Some swallows may have lost the knack for kicking out freeloading cuckoo eggs since the birds moved in with humans, a new study finds.

Swallows followed humans out of Africa and around the world millions of years ago, evolving into several different species. Some now only live in buildings, while others still nest out in the open. A group of researchers set out to discover why indoor swallows and martins, a related swallow species, seem less bothered by parasites like cuckoos, which dump their identical-looking eggs in a swallow nest for the parents to raise, crowding out the host's chicks.

Cuckoos apparently avoid human habitation, preferring swallow nests in outdoor areas instead of nests in houses, barns and other human-built structures, the researchers report in the April issue of the journal Behavioral Ecology and Sociobiology. The scientists tested the consequences of this preference by placing fake and real cuckoo eggs in swallow and martin nests in indoor and outdoor settings in Europe and China. Because indoor swallows face less predation from cuckoos, they're worse at booting imposter eggs than their outdoor cousins, the study found.

The authors suggest that some swallows now build their nests close to humans to reduce their susceptibility to invading cuckoos, who prefer the outdoors. As swallows shifted indoors to avoid cuckoos, they lost their egg-spotting prowess, but evolved an effective defense against the moochers.

The swallows still know an invader on the wing — the researchers said swallows of every habitat defend themselves by mobbing and chasing cuckoos on sight.

Email Becky Oskin or follow her @beckyoskin. Follow us @OAPlanet, Facebook or Google+. Original article on LiveScience's OurAmazingPlanet.

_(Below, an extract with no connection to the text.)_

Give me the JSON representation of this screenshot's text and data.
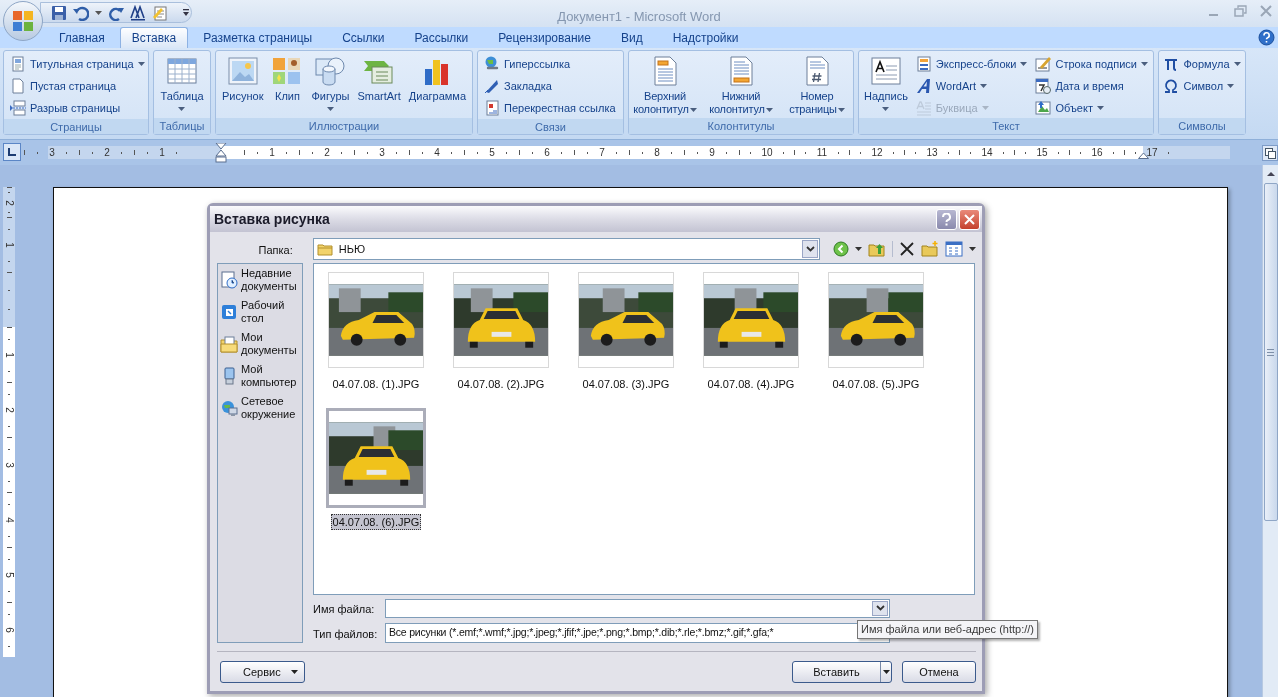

Becky Oskin
Contributing Writer
Becky Oskin covers Earth science, climate change and space, as well as general science topics. Becky was a science reporter at Live Science and The Pasadena Star-News; she has freelanced for New Scientist and the American Institute of Physics. She earned a master's degree in geology from Caltech, a bachelor's degree from Washington State University, and a graduate certificate in science writing from the University of California, Santa Cruz.